** EXERCISE REQUIREMENTS **
Show each line of the listing in which the word "text" occurs.

** INFORMATION **
********************

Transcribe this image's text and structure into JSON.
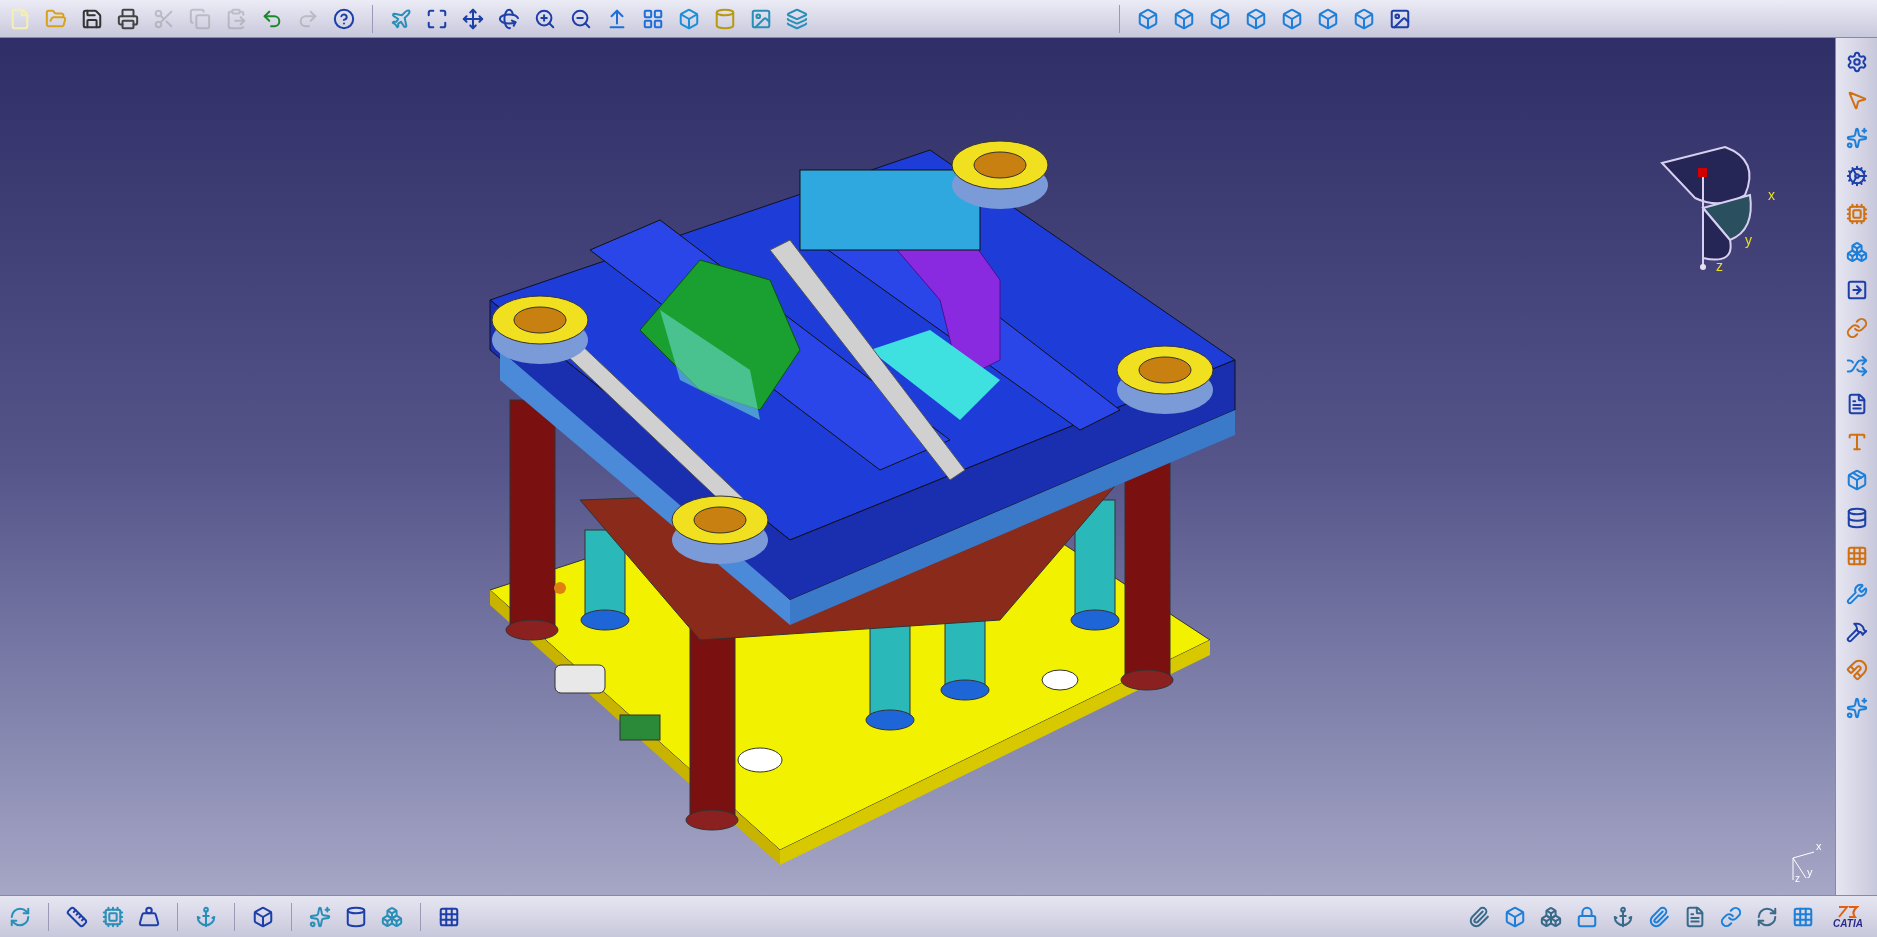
{
  "top_toolbar": {
    "buttons": [
      {
        "disabled": false
      },
      {
        "disabled": false
      },
      {
        "disabled": false
      },
      {
        "disabled": false
      },
      {
        "disabled": true
      },
      {
        "disabled": true
      },
      {
        "disabled": true
      },
      {
        "disabled": false
      },
      {
        "disabled": true
      },
      {
        "disabled": false
      }
    ]
  },
  "compass": {
    "x_label": "x",
    "y_label": "y",
    "z_label": "z"
  },
  "axis_indicator": {
    "x_label": "x",
    "y_label": "y",
    "z_label": "z"
  },
  "logo": {
    "text": "CATIA"
  }
}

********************

** SOLUTION TO THIS PROBLEM **
Transcribe this image's text and structure into JSON.
    "text": "CATIA"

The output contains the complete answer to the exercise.